Last Friday among all the chaos of discharging from the hospital and quickly returning to the Emergency Room, if you can believe it we actually squeezed into that an ultrasound and a Urologist clinic visit. Dr. Menovich is Elias new urologist and he is a pleasant and very knowledgeable doctor. He also works with many FA children so he has a good understanding of Elias’ diagnosis as well. We discussed Elias’ history pertaining to the hypospadia, kidney reflux and other urological areas. He took a look at the hypospadia repair that had been done and was not certain for 100% that he wanted to do a final stage, at least not just yet. One thing he is concerned with is that Elias testicles have ascended to a point where they are not always visible, in fact I believe it is the right one can no longer be found. His urologist expressed concern for this in Maryland so this was not a huge find, just the first we have really discussed the matter. Dr. Menovich is concerned about health related issues that could occur if this is not corrected. So it appears that is his focus and we could potentially be adding a surgery to the docket for this correction. How soon we do not know. The ultrasound we had performed earlier in the day was reviewed and found to be acceptable. They were able to confirm the ectopic kidney which simply means it is smaller than normal and not in the normal positioning. I can not recall which side, but the ectopic kidney appears to be sitting behind the bladder. Dr Menovich did not express too much concern about this at this time. We also went over the continuation of the prophylaxis administration of amoxicillin because of the kidney reflux and potential for urinary tract infections. Typically, a child would be switched to Bactrim but this is another example of something FA patients should stay away from. Bactrim is a marrow suppressant in patients with FA and obviously harmful, so they try to avoid prescribing it unless absolutely necessary. Katharine and I breathed a sigh of relief because there was discussion in Maryland about changing him, more for convince to us since it does not have to be refrigerated, like amoxicillin and supply is 30 days versus 14 days. Thanks to our not wanting to take a shortcut or attempt to make our lives a little easier we did not make a choice we may have regretted. At the same time, if the doctors had known that about Bactrim & FA they would have never brought it up. Just another point for us that helps to remind us that bringing Elias here was indeed the best decision. Not that we have doubted it mind you. It is just nice to get that reassurance when you drop everything and make as drastic a change as we did for his medical care sake. Our final discussion was to repeat a study Elias had in June of 2008, the VCUG. A voiding cystourethrogram (VCUG) is a test which uses X-rays to take pictures of the urinary system. It shows how well the bladder and its connecting tubes (the urethra and the ureters) are working. They also check for fistulas from these areas to other places where they should not occur. While none were found in June of 2008 the doctors did say that because of his size it was not possible to completely rule out the potential they exist or not. Dr Menovich wanted to try and get this as quickly as possible so that if it was unsuccessful we could take another approach and tag it on to an existing surgery. Since there is one coming up Thursday it would be ideal timing.

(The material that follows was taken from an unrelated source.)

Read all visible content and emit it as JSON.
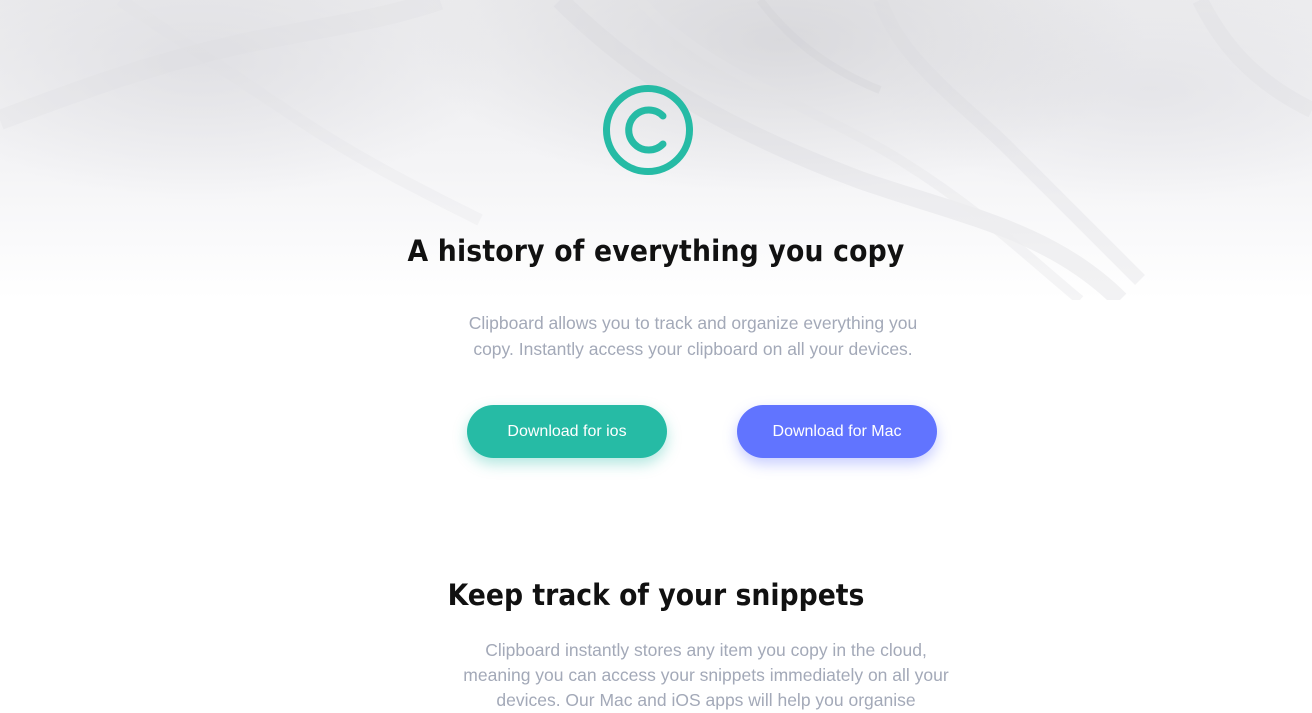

So yesterday was our VCUG study. Elias if you will recall is a very difficult person to catheterize. Come to think about Elias is difficult to do anything to, medically anyway. We knew going into the study that there was a greater chance of failure rather than success, but we figured new hospital, new people, maybe they could be the ones to get him catheterized. Well no such luck of course. Although both the nurse that first attempted and the doctor that followed said they could tell for certain where it should be going. Reflecting back a moment, Elias has two urethral openings, one is false. They could see urine dribbling out the opening they were trying signifying it was the correct placement. They were just unable to advance the catheter for some reason. This might be something else that gets a closer look in the near future. So the study was scrubbed and they are working to see if they can do this part while Elias is in surgery on Thursday. It will be a slightly different procedure, more invasive, and a different look. They prefer the VCUG, but you have to take what you can get sometimes.
Elias has been enjoying his time at home. He is getting some much needed rest in preparation for Thursday’s surgery. He has been touch an go with the amount of interaction he wants right now. This new trach he temporarily has in plus the malacia skin flapping around from the pouch is making breathing a little more labored and thus he tires more quickly. He seems to do well enough when laying down, be it on the floor, bed or playpen. It is when we sit him up or pick him up that he tires fast. As long as he is happy that’s all that matters, and for now he seems content to play in his playpen and have us over to play with him every so often. We are going to try and enjoy these next few days at home because it is uncertain how long we will be in the hospital post-surgery. Thank you all for your thoughts and prayers.